[Opening Material provided section]

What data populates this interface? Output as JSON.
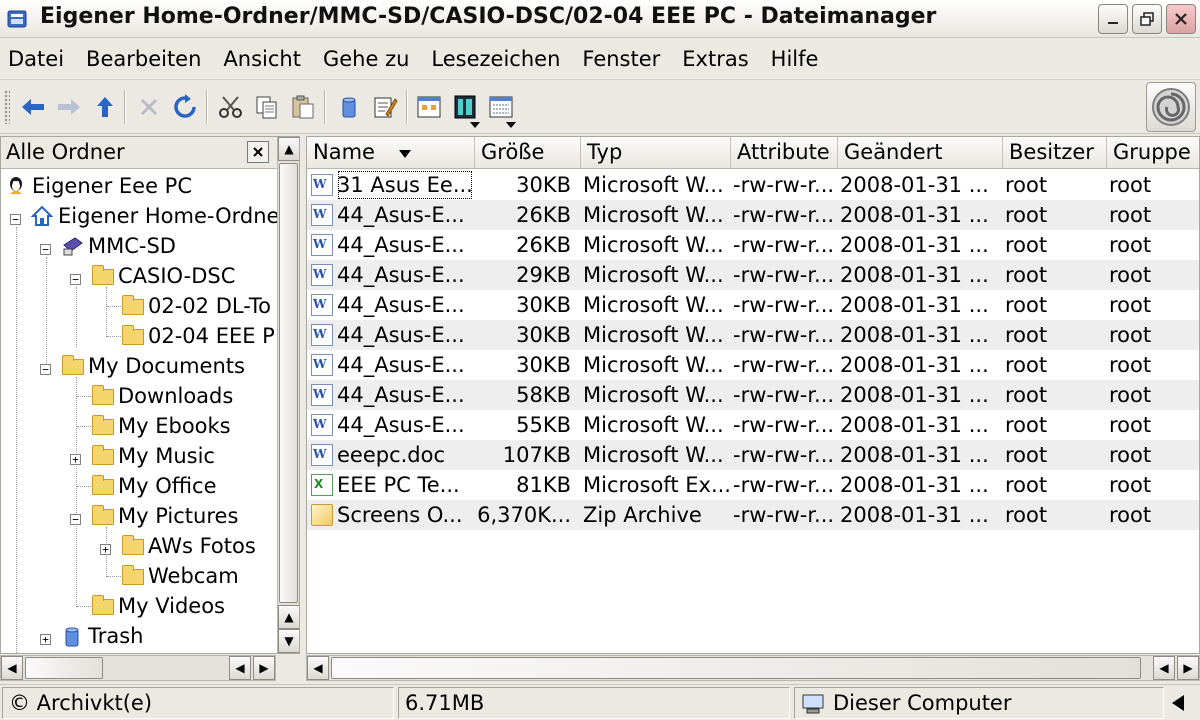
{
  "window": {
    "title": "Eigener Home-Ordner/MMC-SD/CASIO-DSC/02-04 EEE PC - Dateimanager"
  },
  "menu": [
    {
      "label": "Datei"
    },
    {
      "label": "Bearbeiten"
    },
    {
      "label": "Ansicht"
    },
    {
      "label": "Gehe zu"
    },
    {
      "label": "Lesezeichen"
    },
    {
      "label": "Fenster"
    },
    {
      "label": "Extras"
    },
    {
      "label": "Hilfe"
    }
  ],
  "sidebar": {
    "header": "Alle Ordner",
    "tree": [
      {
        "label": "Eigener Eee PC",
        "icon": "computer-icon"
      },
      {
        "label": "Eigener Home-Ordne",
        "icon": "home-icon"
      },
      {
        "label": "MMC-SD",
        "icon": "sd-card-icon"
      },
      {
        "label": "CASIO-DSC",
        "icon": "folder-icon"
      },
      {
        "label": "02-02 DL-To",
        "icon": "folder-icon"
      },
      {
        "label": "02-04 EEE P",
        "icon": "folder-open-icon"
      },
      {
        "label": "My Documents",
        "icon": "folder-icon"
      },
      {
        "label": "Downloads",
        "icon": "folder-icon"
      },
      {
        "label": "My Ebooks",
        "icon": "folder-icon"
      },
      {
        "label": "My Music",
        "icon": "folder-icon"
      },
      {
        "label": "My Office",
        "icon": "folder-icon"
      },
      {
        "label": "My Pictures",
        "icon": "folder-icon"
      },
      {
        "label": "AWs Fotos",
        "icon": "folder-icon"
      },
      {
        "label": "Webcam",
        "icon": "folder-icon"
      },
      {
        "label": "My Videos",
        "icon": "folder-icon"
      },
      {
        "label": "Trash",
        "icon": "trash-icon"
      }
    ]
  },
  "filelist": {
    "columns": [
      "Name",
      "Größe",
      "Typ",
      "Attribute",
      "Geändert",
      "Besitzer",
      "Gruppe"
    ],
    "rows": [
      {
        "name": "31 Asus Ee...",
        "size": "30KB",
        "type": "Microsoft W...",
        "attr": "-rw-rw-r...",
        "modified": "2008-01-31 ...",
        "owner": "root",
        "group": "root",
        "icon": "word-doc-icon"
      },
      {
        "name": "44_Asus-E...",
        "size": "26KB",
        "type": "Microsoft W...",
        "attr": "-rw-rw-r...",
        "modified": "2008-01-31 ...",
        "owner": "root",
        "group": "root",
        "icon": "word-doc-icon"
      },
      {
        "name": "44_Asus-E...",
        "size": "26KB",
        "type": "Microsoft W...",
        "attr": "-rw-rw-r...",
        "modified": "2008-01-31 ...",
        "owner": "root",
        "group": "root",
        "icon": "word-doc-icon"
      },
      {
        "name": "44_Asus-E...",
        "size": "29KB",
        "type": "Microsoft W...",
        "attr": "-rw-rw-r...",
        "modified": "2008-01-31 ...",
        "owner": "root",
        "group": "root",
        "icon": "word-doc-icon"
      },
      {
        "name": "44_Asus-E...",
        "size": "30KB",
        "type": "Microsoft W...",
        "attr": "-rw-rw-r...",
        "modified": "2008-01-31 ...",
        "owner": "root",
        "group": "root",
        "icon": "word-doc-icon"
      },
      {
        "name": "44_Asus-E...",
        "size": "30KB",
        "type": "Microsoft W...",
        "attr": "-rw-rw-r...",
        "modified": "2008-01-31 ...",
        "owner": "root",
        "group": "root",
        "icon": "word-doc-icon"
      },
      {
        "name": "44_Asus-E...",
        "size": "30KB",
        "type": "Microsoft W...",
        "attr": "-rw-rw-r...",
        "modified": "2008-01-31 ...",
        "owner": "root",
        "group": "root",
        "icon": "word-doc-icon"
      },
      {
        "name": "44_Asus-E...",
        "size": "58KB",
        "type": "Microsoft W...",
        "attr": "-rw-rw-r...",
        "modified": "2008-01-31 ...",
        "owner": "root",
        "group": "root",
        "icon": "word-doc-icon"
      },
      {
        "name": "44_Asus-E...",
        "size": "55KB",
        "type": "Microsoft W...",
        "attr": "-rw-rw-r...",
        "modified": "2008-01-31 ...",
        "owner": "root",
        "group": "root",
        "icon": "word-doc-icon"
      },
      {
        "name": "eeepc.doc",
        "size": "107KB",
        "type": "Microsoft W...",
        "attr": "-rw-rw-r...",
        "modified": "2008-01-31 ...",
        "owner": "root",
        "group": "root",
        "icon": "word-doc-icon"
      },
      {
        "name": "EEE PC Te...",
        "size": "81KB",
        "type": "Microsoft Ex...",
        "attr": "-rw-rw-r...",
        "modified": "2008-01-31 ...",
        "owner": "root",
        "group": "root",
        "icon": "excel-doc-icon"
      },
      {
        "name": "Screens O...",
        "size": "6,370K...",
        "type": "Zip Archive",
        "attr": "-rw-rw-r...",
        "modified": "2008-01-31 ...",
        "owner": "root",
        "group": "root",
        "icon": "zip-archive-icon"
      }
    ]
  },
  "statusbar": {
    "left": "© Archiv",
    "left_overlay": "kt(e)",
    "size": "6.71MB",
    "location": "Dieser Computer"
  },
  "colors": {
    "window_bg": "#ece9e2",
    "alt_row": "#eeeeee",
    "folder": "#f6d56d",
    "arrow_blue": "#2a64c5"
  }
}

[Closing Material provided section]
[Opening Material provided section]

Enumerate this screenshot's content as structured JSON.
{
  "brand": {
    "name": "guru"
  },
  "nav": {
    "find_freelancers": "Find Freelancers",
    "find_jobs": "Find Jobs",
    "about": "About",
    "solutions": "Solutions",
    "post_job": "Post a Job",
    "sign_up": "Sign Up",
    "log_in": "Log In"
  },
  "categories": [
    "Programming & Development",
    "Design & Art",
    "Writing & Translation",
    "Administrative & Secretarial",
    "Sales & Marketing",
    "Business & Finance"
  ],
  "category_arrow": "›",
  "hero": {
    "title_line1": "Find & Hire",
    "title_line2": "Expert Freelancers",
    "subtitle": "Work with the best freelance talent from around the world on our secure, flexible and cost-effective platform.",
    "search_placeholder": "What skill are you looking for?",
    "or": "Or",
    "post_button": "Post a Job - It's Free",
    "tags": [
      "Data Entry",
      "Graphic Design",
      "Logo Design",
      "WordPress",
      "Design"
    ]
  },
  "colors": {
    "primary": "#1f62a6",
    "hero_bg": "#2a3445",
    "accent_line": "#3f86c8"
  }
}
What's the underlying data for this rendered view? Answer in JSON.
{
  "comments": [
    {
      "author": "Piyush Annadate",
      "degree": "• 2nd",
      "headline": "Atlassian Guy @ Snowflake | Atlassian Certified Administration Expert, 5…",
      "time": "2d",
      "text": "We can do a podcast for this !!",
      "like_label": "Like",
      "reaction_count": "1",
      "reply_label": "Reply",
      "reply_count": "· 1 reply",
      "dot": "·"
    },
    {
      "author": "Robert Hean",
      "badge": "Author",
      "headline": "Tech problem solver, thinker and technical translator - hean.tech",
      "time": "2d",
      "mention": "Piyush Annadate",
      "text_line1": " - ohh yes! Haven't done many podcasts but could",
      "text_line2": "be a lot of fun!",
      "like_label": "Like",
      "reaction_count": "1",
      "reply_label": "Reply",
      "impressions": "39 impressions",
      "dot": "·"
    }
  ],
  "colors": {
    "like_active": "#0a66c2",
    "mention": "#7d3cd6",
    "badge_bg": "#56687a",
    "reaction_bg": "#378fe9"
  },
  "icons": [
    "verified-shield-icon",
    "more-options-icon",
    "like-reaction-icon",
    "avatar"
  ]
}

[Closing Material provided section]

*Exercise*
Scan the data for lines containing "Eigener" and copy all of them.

*Solved problem*
    "title": "Eigener Home-Ordner/MMC-SD/CASIO-DSC/02-04 EEE PC - Dateimanager"
        "label": "Eigener Eee PC",
        "label": "Eigener Home-Ordne",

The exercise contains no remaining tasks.